"Since I was a kid I wanted to be part of a national team," says Rodriguez. "I started at a young age. It was awesome because it helped me become more mature. I always played with women that were at least two years older than me. It was nice to be able to fulfill my goals at such a young age. It was hard, but it was worth it.
"Playing for the Costa Rican national team has been such an awesome experience," she continued. "Since I started playing soccer, I had this dream to be part of a national team."
The way Rodriguez learned about Penn State is unique. The freshman never made a visit to campus, and trusted head coach Erica Walsh through phone calls and the internet.
"The only things I knew about Penn State were the things I saw on the internet," says Rodriguez. "Before committing, I wanted to come and visit the University but was unable to. I had to take that step of faith and trust what Coach Walsh spoke about this University. I am very happy with the decision I made."
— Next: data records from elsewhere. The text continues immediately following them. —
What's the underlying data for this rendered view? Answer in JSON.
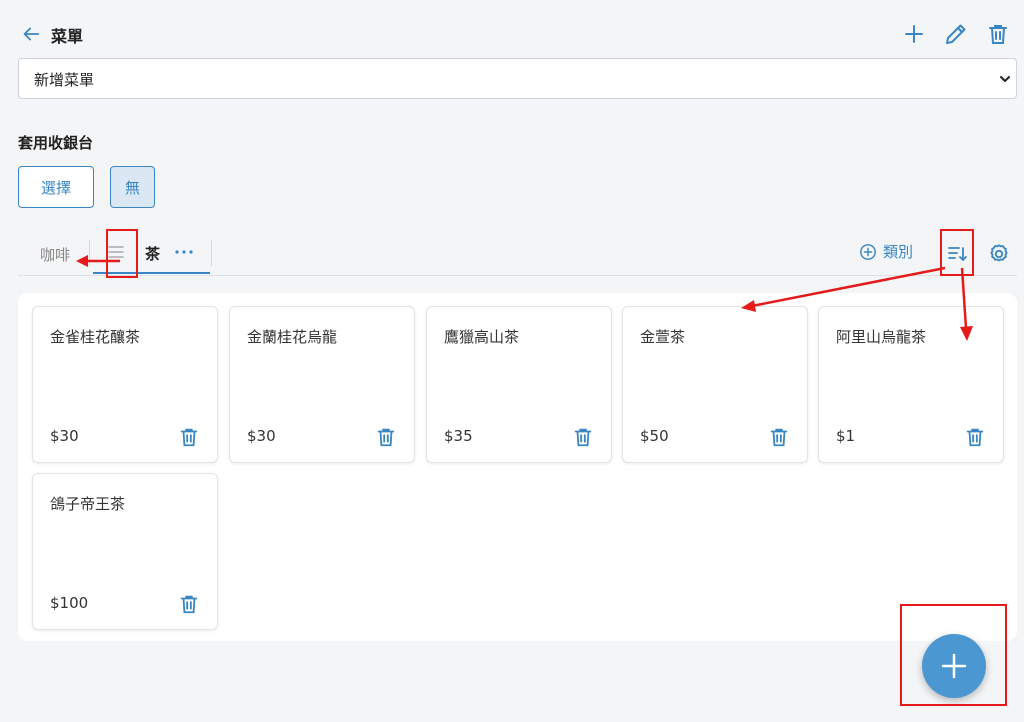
{
  "header": {
    "title": "菜單",
    "icons": [
      "back-arrow-icon",
      "plus-icon",
      "pencil-icon",
      "trash-icon"
    ]
  },
  "menu_select": {
    "value": "新增菜單"
  },
  "register": {
    "label": "套用收銀台",
    "select_label": "選擇",
    "none_label": "無"
  },
  "tabs": {
    "items": [
      {
        "label": "咖啡"
      },
      {
        "label": "茶"
      }
    ],
    "add_category_label": "類別"
  },
  "products": [
    {
      "name": "金雀桂花釀茶",
      "price": "$30"
    },
    {
      "name": "金蘭桂花烏龍",
      "price": "$30"
    },
    {
      "name": "鷹獵高山茶",
      "price": "$35"
    },
    {
      "name": "金萱茶",
      "price": "$50"
    },
    {
      "name": "阿里山烏龍茶",
      "price": "$1"
    },
    {
      "name": "鴿子帝王茶",
      "price": "$100"
    }
  ],
  "colors": {
    "accent": "#3a86c4",
    "fab": "#4a97d1",
    "annotation": "#e51b1b",
    "background": "#f4f5f7"
  }
}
For Rodriguez, soccer had an intense and different culture in Costa Rica. She said that in Costa Rica, athletes do not have a situation where they can play, walk to their dorms and then wake up the next day and play again. She added that athletes need to find time for themselves to study and educate themselves and balance it with soccer. Additionally, the balance between men's and women's soccer is quite different in Costa Rica as well.
"There is a totally different structure for men's and women's soccer in Costa Rica," she says. "Males are trained by premier coaches since they were 10 years old. For women, there are not as many facilities for us to play soccer. There is not as much support and not as many coaches. For us women that want to play soccer, we most likely have to start playing against men at such a young age."
Nevertheless, Rodriguez is thankful for the opportunities she has been given, not just to play in the United States, but to also play for one of the most respected programs in the country.
"I am just so honored to play for this team and University," says Rodriguez. "I love the coaching staff I play for here. They work in a professional way. I also have great teammates and that's all I can ask for."